When Indian Prime Minister Narendra Modi visits the White House next week, he will carry with him grand hopes for a re-energized partnership between his country and the United States. Fresh off a landslide victory in the Indian elections, Modi has seized an outright majority in parliament and a mandate for sweeping domestic reform. For years, the former chief minister of Gujarat faced an American visa ban due to his alleged role in violent riots. Now, the new premier's visit represents a key opportunity to recharge a critical bilateral relationship.
It's one the United States and India should seize.
Routinely described as "natural allies," India and the United States have over the past year seemed more like estranged partners, united more by a sense of dashed expectations than by a shared approach to common challenges.

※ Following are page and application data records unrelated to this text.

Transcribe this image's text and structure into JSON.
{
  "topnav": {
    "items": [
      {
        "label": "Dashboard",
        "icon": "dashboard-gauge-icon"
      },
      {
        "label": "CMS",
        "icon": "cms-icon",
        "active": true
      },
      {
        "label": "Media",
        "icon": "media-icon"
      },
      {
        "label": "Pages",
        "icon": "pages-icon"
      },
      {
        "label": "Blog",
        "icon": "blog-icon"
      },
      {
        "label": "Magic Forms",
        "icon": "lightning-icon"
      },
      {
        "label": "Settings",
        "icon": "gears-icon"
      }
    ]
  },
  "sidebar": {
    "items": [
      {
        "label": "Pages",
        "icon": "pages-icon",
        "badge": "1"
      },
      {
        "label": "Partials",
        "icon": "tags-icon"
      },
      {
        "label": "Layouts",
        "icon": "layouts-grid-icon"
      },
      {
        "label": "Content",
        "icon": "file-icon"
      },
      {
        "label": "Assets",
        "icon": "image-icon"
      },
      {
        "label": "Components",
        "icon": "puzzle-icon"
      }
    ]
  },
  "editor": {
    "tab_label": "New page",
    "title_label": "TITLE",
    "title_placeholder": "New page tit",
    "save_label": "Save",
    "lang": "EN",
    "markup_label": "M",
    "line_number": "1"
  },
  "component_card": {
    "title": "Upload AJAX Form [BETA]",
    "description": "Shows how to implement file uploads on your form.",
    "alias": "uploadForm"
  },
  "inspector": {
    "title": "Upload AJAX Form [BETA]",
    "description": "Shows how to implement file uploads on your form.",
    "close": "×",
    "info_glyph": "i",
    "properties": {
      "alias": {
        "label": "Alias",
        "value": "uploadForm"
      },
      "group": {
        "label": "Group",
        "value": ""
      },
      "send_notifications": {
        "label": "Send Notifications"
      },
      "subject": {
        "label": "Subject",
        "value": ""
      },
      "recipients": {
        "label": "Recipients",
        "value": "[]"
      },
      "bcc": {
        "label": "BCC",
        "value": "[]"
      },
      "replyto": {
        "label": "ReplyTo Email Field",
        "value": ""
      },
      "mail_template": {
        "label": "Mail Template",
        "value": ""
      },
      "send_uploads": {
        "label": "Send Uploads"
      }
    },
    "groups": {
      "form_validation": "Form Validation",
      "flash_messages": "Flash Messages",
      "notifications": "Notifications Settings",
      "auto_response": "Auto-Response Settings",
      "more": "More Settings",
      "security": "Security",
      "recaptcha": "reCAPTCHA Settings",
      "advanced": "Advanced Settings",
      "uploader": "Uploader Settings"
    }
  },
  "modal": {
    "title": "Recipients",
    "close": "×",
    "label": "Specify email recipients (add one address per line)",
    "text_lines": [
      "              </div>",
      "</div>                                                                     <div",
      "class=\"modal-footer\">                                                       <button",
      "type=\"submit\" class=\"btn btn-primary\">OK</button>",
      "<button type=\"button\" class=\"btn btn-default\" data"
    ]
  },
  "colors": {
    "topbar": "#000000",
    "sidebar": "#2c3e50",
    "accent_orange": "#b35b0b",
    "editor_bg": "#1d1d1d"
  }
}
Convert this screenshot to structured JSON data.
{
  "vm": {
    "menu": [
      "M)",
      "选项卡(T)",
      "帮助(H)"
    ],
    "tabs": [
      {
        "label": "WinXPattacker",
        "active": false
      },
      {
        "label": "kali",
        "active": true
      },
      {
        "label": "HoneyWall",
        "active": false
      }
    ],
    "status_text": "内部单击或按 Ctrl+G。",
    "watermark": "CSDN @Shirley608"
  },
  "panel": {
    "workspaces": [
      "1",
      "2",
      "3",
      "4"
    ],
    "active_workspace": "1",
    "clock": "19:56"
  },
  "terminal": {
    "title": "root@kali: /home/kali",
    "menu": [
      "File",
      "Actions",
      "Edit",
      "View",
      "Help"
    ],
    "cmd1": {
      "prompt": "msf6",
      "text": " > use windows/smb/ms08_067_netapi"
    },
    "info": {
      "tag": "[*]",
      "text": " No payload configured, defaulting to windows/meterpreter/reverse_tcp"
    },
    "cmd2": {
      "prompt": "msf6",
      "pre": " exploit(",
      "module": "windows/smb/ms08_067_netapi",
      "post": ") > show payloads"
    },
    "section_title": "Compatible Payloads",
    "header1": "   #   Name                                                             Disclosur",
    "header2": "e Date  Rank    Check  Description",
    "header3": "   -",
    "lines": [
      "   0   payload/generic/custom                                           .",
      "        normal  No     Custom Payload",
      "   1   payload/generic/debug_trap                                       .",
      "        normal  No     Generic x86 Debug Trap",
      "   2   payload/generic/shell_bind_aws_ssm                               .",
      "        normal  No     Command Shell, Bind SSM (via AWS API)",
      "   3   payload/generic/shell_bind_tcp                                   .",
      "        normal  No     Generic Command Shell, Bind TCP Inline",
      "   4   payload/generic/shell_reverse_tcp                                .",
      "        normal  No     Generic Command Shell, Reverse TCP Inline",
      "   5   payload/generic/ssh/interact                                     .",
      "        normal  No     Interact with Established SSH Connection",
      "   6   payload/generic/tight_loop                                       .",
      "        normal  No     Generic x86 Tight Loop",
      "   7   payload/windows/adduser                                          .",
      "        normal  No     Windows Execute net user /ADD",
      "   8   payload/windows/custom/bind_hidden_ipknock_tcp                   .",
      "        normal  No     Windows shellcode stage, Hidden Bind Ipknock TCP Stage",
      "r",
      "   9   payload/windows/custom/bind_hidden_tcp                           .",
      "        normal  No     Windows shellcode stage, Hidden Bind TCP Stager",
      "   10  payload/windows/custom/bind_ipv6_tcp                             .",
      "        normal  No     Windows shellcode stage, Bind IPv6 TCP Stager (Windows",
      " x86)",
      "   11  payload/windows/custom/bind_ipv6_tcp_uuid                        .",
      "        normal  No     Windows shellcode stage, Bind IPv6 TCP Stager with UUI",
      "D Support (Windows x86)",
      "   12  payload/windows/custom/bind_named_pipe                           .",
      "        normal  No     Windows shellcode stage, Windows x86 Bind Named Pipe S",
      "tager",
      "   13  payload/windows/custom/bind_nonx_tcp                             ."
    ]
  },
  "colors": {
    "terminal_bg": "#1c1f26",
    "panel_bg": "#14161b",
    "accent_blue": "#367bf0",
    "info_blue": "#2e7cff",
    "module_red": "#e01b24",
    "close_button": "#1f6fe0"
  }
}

India's economy, which grew 7.4% annually between 2000 and 2011, fell to 4.5% growth in 2012 and has rebounded only slightly since. The economic slowdown prompted a more inward focus in New Delhi and questions in Washington about India's ability to generate national power.